An "oversight" by Alcatel has created a security flaw in some of its enterprise network switches.
Alcatel and US alert service CERT have revealed that OmniSwitch 7700 and 7800s running AOS (Alcatel operating system) version 5.1.1 can potentially be taken over by an unauthorised user, due to a telnet server connection not being removed after testing.
The vulnerability is at TCP port 6778, where the telnet server will accept connections without requesting a password.
Alcatel says the situation arose because the telnet server, installed during product testing, was inadvertently left in the AOS 5.1.1 code after the switches were released commercially.
In a statement on its website, Alcatel says "during an Nmap audit, it was determined that a telnet server was listening on TCP port 6778.
"Due to an oversight, this access was not removed prior to product release.
"Anyone running Nmap on AOS 5.1.1 will see port 6778 listening and the attacker is able to telnet to the port and access the OmniSwitch operating system without a password.
"This backdoor compromises the entire system."
Nmap is an open source network auditing product and telnet is a TCP/IP protocol used for accessing remote computers.
Alcatel recommends creating an access control list to block all access to TCP port 6778, then obtaining a patch, available from the company.
AOS versions 5.1.3 and beyond have the vulnerability removed and Alcatel New Zealand spokesperson Robyn Bern says all OmniSwitch 7700 and 7800 switches currently being delivered run version 5.1.3.

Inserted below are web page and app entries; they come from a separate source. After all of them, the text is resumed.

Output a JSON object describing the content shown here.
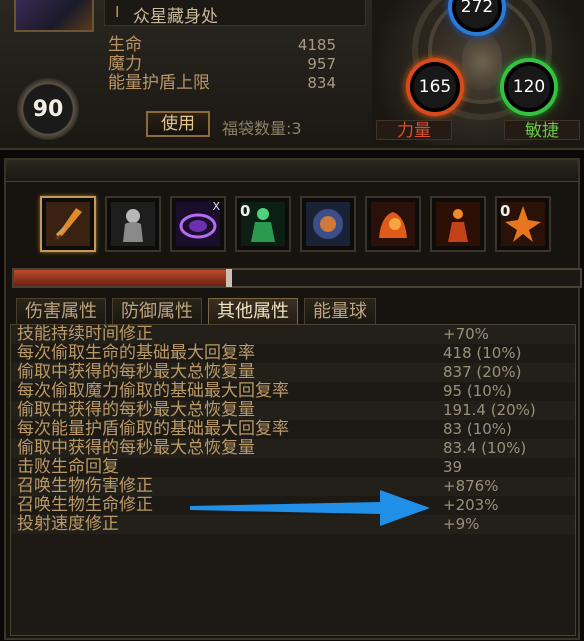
{
  "header": {
    "name": "众星藏身处",
    "level": "90",
    "use_button": "使用",
    "bag_count_label": "福袋数量:3"
  },
  "core_stats": [
    {
      "label": "生命",
      "value": "4185"
    },
    {
      "label": "魔力",
      "value": "957"
    },
    {
      "label": "能量护盾上限",
      "value": "834"
    }
  ],
  "attributes": {
    "intelligence": "272",
    "strength": "165",
    "dexterity": "120",
    "strength_label": "力量",
    "dexterity_label": "敏捷"
  },
  "skills": [
    {
      "icon": "sword-icon",
      "selected": true,
      "count": ""
    },
    {
      "icon": "ghost-icon",
      "selected": false,
      "count": ""
    },
    {
      "icon": "vortex-icon",
      "selected": false,
      "count": "",
      "corner": "X"
    },
    {
      "icon": "spirit-icon",
      "selected": false,
      "count": "0"
    },
    {
      "icon": "portal-icon",
      "selected": false,
      "count": ""
    },
    {
      "icon": "fist-fire-icon",
      "selected": false,
      "count": ""
    },
    {
      "icon": "flame-body-icon",
      "selected": false,
      "count": ""
    },
    {
      "icon": "fire-burst-icon",
      "selected": false,
      "count": "0"
    }
  ],
  "progress": {
    "fill_fraction": 0.38
  },
  "tabs": [
    {
      "label": "伤害属性",
      "active": false
    },
    {
      "label": "防御属性",
      "active": false
    },
    {
      "label": "其他属性",
      "active": true
    },
    {
      "label": "能量球",
      "active": false
    }
  ],
  "rows": [
    {
      "label": "技能持续时间修正",
      "value": "+70%"
    },
    {
      "label": "每次偷取生命的基础最大回复率",
      "value": "418 (10%)"
    },
    {
      "label": "偷取中获得的每秒最大总恢复量",
      "value": "837 (20%)"
    },
    {
      "label": "每次偷取魔力偷取的基础最大回复率",
      "value": "95 (10%)"
    },
    {
      "label": "偷取中获得的每秒最大总恢复量",
      "value": "191.4 (20%)"
    },
    {
      "label": "每次能量护盾偷取的基础最大回复率",
      "value": "83 (10%)"
    },
    {
      "label": "偷取中获得的每秒最大总恢复量",
      "value": "83.4 (10%)"
    },
    {
      "label": "击败生命回复",
      "value": "39"
    },
    {
      "label": "召唤生物伤害修正",
      "value": "+876%"
    },
    {
      "label": "召唤生物生命修正",
      "value": "+203%"
    },
    {
      "label": "投射速度修正",
      "value": "+9%"
    }
  ],
  "colors": {
    "accent": "#c69a52",
    "arrow": "#1f8fe8"
  }
}
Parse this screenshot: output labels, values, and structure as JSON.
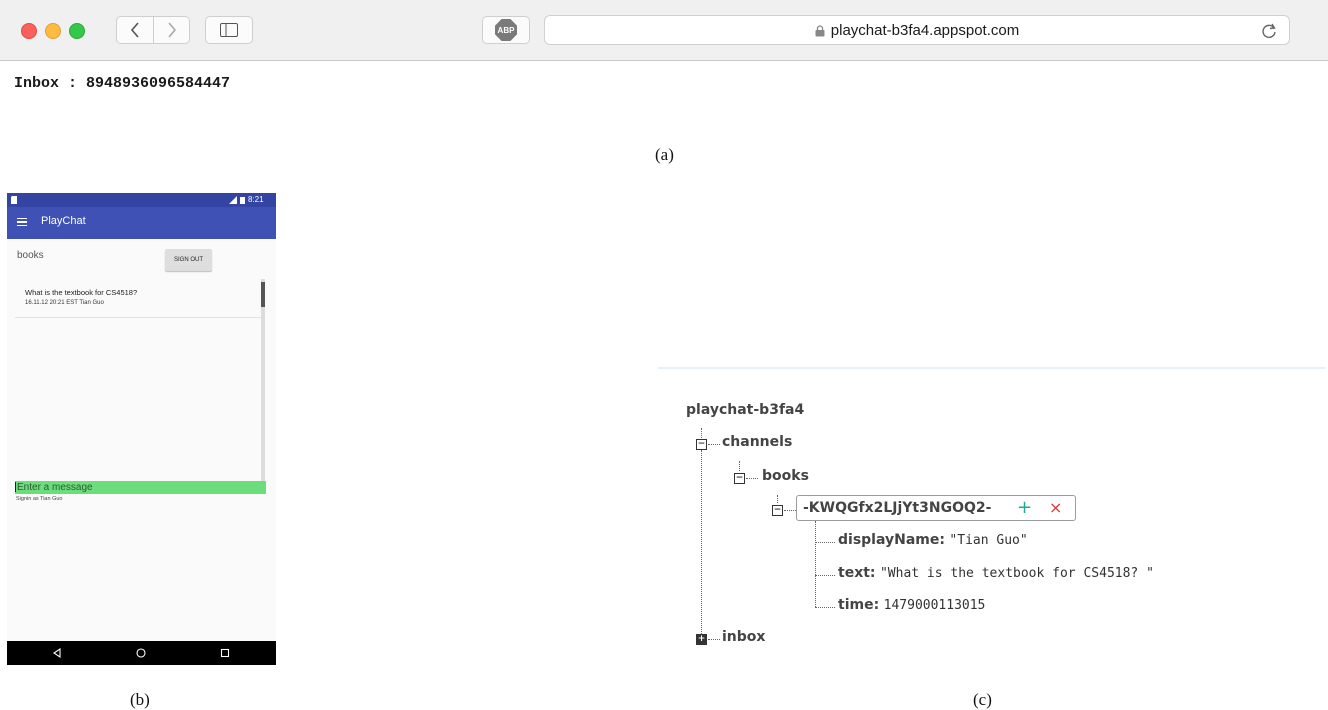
{
  "browser": {
    "url": "playchat-b3fa4.appspot.com",
    "adblock_label": "ABP"
  },
  "inbox": {
    "text": "Inbox : 8948936096584447"
  },
  "captions": {
    "a": "(a)",
    "b": "(b)",
    "c": "(c)"
  },
  "phone": {
    "status_time": "8:21",
    "app_title": "PlayChat",
    "channel_label": "books",
    "signout_label": "SIGN OUT",
    "messages": [
      {
        "text": "What is the textbook for CS4518?",
        "meta": "16.11.12 20:21 EST Tian Guo"
      }
    ],
    "input_placeholder": "Enter a message",
    "signin_status": "Signin as Tian Guo"
  },
  "firebase": {
    "root": "playchat-b3fa4",
    "channels_label": "channels",
    "books_label": "books",
    "message_key": "-KWQGfx2LJjYt3NGOQ2-",
    "add_symbol": "+",
    "delete_symbol": "×",
    "fields": [
      {
        "key": "displayName:",
        "value": "\"Tian Guo\""
      },
      {
        "key": "text:",
        "value": "\"What is the textbook for CS4518? \""
      },
      {
        "key": "time:",
        "value": "1479000113015"
      }
    ],
    "inbox_label": "inbox",
    "collapse_symbol": "−",
    "expand_symbol": "+"
  }
}
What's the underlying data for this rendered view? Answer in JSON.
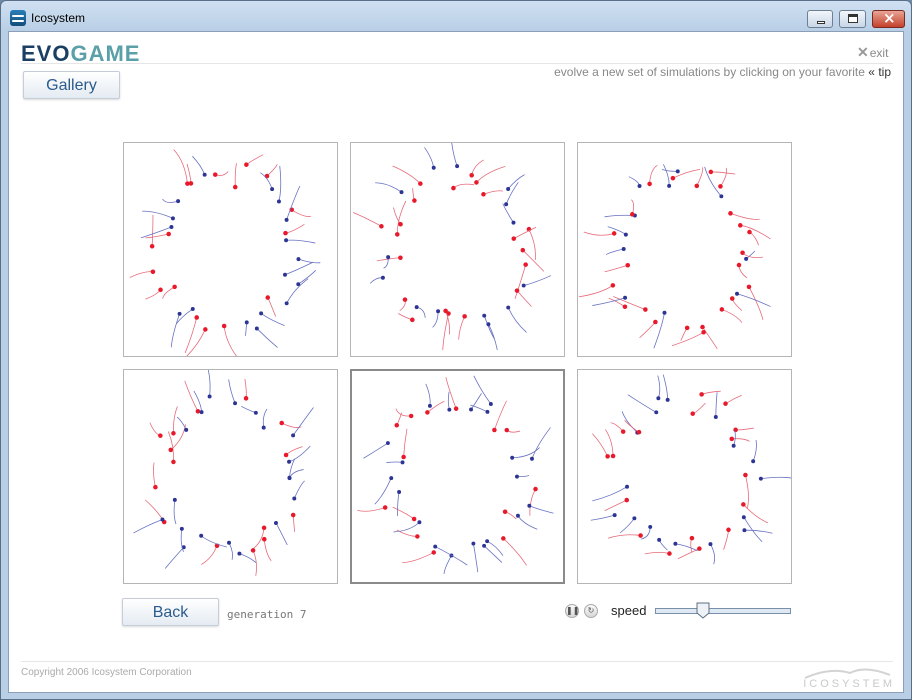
{
  "window": {
    "title": "Icosystem",
    "app_icon": "icosystem-logo-icon",
    "controls": [
      "minimize-icon",
      "maximize-icon",
      "close-icon"
    ]
  },
  "header": {
    "logo_evo": "EVO",
    "logo_game": "GAME",
    "exit_label": "exit",
    "tagline": "evolve a new set of simulations by clicking on your favorite",
    "tip_marker": "«",
    "tip_label": "tip",
    "gallery_label": "Gallery"
  },
  "grid": {
    "columns": 3,
    "rows": 2,
    "selected_index": 4,
    "tile_count": 6
  },
  "controls": {
    "back_label": "Back",
    "generation_text": "generation 7",
    "pause_icon": "pause-icon",
    "restart_icon": "restart-icon",
    "speed_label": "speed",
    "speed_value": 0.35
  },
  "footer": {
    "copyright": "Copyright 2006 Icosystem Corporation",
    "logo_text": "ICOSYSTEM"
  },
  "colors": {
    "logo_evo": "#1a3f63",
    "logo_game": "#5aa0a8",
    "agent_red": "#e8192b",
    "agent_blue": "#2c3594",
    "trail_red": "#e66a7a",
    "trail_blue": "#6670c0",
    "button_text": "#2b5b8c"
  }
}
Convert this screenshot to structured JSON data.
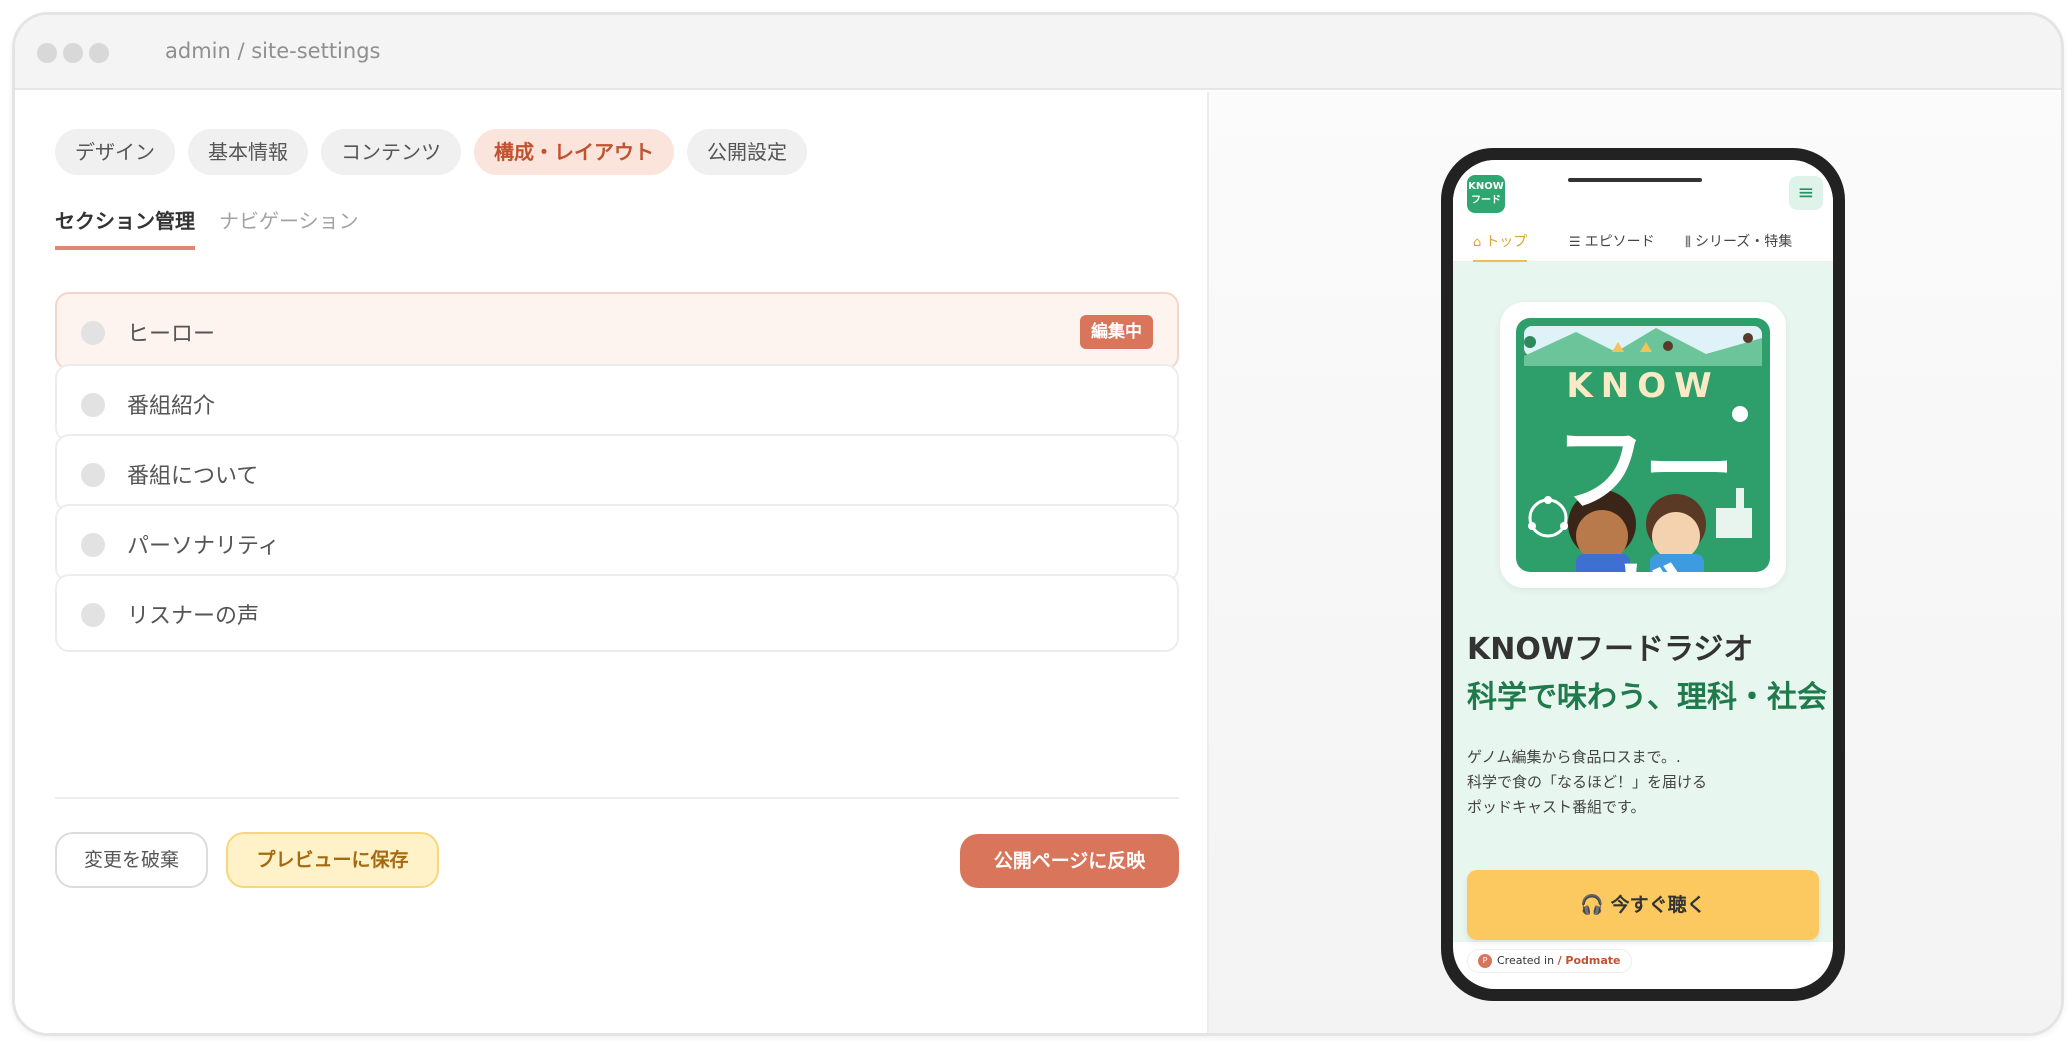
{
  "window": {
    "title": "admin / site-settings"
  },
  "tabs": [
    {
      "label": "デザイン"
    },
    {
      "label": "基本情報"
    },
    {
      "label": "コンテンツ"
    },
    {
      "label": "構成・レイアウト"
    },
    {
      "label": "公開設定"
    }
  ],
  "subtabs": [
    {
      "label": "セクション管理"
    },
    {
      "label": "ナビゲーション"
    }
  ],
  "sections": [
    {
      "label": "ヒーロー",
      "badge": "編集中"
    },
    {
      "label": "番組紹介"
    },
    {
      "label": "番組について"
    },
    {
      "label": "パーソナリティ"
    },
    {
      "label": "リスナーの声"
    }
  ],
  "actions": {
    "discard": "変更を破棄",
    "save_preview": "プレビューに保存",
    "publish": "公開ページに反映"
  },
  "preview": {
    "logo_text": "KNOW フード",
    "nav": [
      {
        "label": "トップ",
        "icon": "home-icon"
      },
      {
        "label": "エピソード",
        "icon": "playlist-icon"
      },
      {
        "label": "シリーズ・特集",
        "icon": "library-icon"
      }
    ],
    "artwork": {
      "line1": "KNOW",
      "line2": "フード"
    },
    "title": "KNOWフードラジオ",
    "subtitle": "科学で味わう、理科・社会",
    "description": [
      "ゲノム編集から食品ロスまで。.",
      "科学で食の「なるほど！」を届ける",
      "ポッドキャスト番組です。"
    ],
    "cta": "今すぐ聴く",
    "footer_prefix": "Created in",
    "footer_brand": "/ Podmate",
    "footer_logo": "P"
  },
  "colors": {
    "accent": "#d9755b",
    "active_tab_bg": "#fbe4dc",
    "preview_green": "#1f7a4c",
    "cta_yellow": "#fcc960"
  }
}
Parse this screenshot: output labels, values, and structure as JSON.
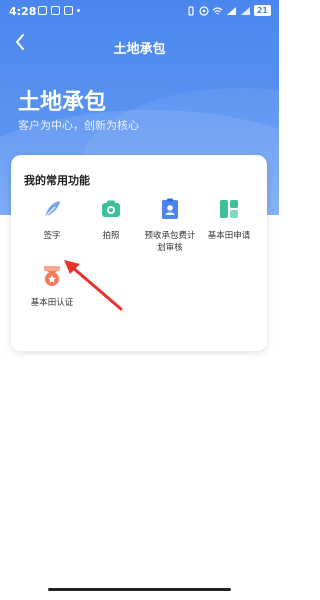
{
  "status_bar": {
    "time": "4:28",
    "battery": "21"
  },
  "navbar": {
    "back_symbol": "‹",
    "title": "土地承包"
  },
  "hero": {
    "title": "土地承包",
    "subtitle": "客户为中心，创新为核心"
  },
  "card": {
    "title": "我的常用功能",
    "functions": [
      {
        "label": "签字",
        "icon": "feather-icon",
        "color": "#7aa6e8"
      },
      {
        "label": "拍照",
        "icon": "camera-icon",
        "color": "#3dbf9a"
      },
      {
        "label": "预收承包费计划审核",
        "icon": "person-document-icon",
        "color": "#4a86ee"
      },
      {
        "label": "基本田申请",
        "icon": "grid-layout-icon",
        "color": "#3dbf9a"
      },
      {
        "label": "基本田认证",
        "icon": "medal-icon",
        "color": "#f07a5a"
      }
    ]
  },
  "annotation": {
    "arrow_color": "#e8322a"
  }
}
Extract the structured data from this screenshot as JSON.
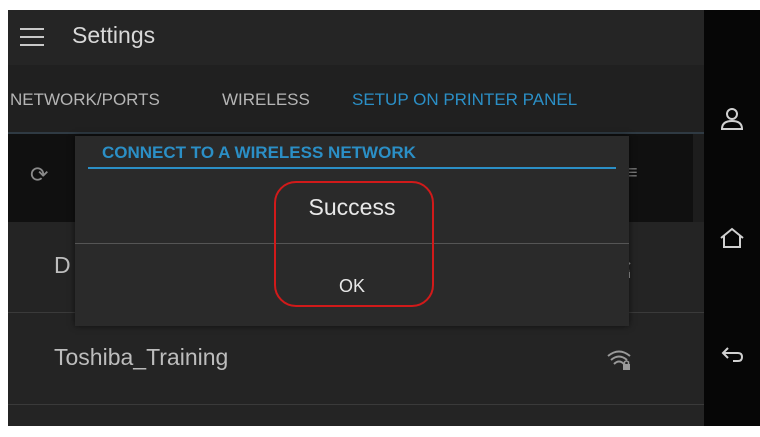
{
  "header": {
    "title": "Settings",
    "menu_icon": "hamburger-menu-icon"
  },
  "tabs": [
    {
      "label": "NETWORK/PORTS",
      "active": false
    },
    {
      "label": "WIRELESS",
      "active": false
    },
    {
      "label": "SETUP ON PRINTER PANEL",
      "active": true
    }
  ],
  "setup_row": {
    "refresh_icon": "refresh-icon"
  },
  "networks": [
    {
      "name": "D",
      "secured": true
    },
    {
      "name": "Toshiba_Training",
      "secured": true
    }
  ],
  "dialog": {
    "title": "CONNECT TO A WIRELESS NETWORK",
    "message": "Success",
    "ok_label": "OK"
  },
  "sidebar": {
    "icons": [
      "user-icon",
      "home-icon",
      "back-icon"
    ]
  },
  "colors": {
    "accent": "#2b8fc6",
    "highlight": "#d11a1a",
    "background": "#1d1d1d"
  }
}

No New Zealand customers have had to download a patch for 5.1.1, because the switches aren't yet in use here, Bern says.
"We're in the process of putting together a channel strategy to sell and support them."
She says the telnet server vulnerability alert is the first ever issued for Alcatel's LAN switching products.
Alcatel spokesman Klaus Wustrack told IDG's news service late last month that the OmniSwitch 7700 and 7800 are "normally used within a private enterprise network. They are not public switching products.
"Any enterprise should protect their private network through a firewall."
Computerworld asked Telecom, which has a partnership with Alcatel for the latter to supply infrastructure for its planned all-IP network, if the security flaw was of concern, but no reply was received by deadline.